_Data for review_:
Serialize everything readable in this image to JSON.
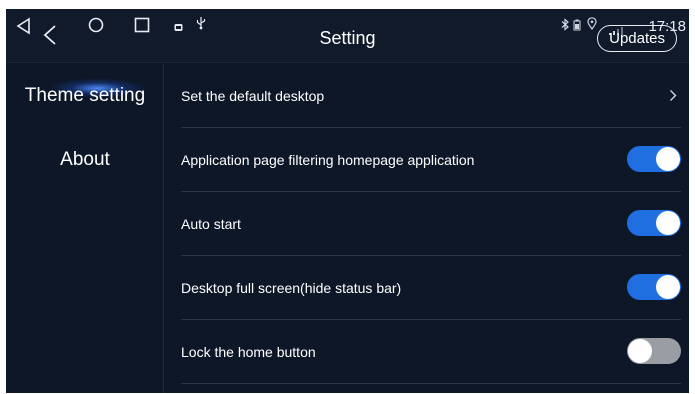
{
  "window": {
    "title": "Setting"
  },
  "nav": {
    "icons": [
      "back-triangle-icon",
      "back-chevron-icon",
      "home-circle-icon",
      "recents-square-icon"
    ]
  },
  "status": {
    "icons": [
      "notification-icon",
      "usb-icon",
      "bluetooth-icon",
      "location-icon",
      "signal-icon"
    ],
    "clock": "17:18",
    "updates_label": "Updates"
  },
  "sidebar": {
    "items": [
      {
        "label": "Theme setting",
        "active": true
      },
      {
        "label": "About",
        "active": false
      }
    ]
  },
  "settings": {
    "rows": [
      {
        "label": "Set the default desktop",
        "control": "chevron"
      },
      {
        "label": "Application page filtering homepage application",
        "control": "toggle",
        "on": true
      },
      {
        "label": "Auto start",
        "control": "toggle",
        "on": true
      },
      {
        "label": "Desktop full screen(hide status bar)",
        "control": "toggle",
        "on": true
      },
      {
        "label": "Lock the home button",
        "control": "toggle",
        "on": false
      }
    ]
  },
  "colors": {
    "background": "#0e1728",
    "toggle_on": "#1f6fe0",
    "toggle_off": "#9a9ea4",
    "active_glow": "#4c8cff"
  }
}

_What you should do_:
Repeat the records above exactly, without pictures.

_Response area_:
Serialize everything readable in this image to JSON.
{
  "window": {
    "title": "Setting"
  },
  "nav": {
    "icons": [
      "back-triangle-icon",
      "back-chevron-icon",
      "home-circle-icon",
      "recents-square-icon"
    ]
  },
  "status": {
    "icons": [
      "notification-icon",
      "usb-icon",
      "bluetooth-icon",
      "location-icon",
      "signal-icon"
    ],
    "clock": "17:18",
    "updates_label": "Updates"
  },
  "sidebar": {
    "items": [
      {
        "label": "Theme setting",
        "active": true
      },
      {
        "label": "About",
        "active": false
      }
    ]
  },
  "settings": {
    "rows": [
      {
        "label": "Set the default desktop",
        "control": "chevron"
      },
      {
        "label": "Application page filtering homepage application",
        "control": "toggle",
        "on": true
      },
      {
        "label": "Auto start",
        "control": "toggle",
        "on": true
      },
      {
        "label": "Desktop full screen(hide status bar)",
        "control": "toggle",
        "on": true
      },
      {
        "label": "Lock the home button",
        "control": "toggle",
        "on": false
      }
    ]
  },
  "colors": {
    "background": "#0e1728",
    "toggle_on": "#1f6fe0",
    "toggle_off": "#9a9ea4",
    "active_glow": "#4c8cff"
  }
}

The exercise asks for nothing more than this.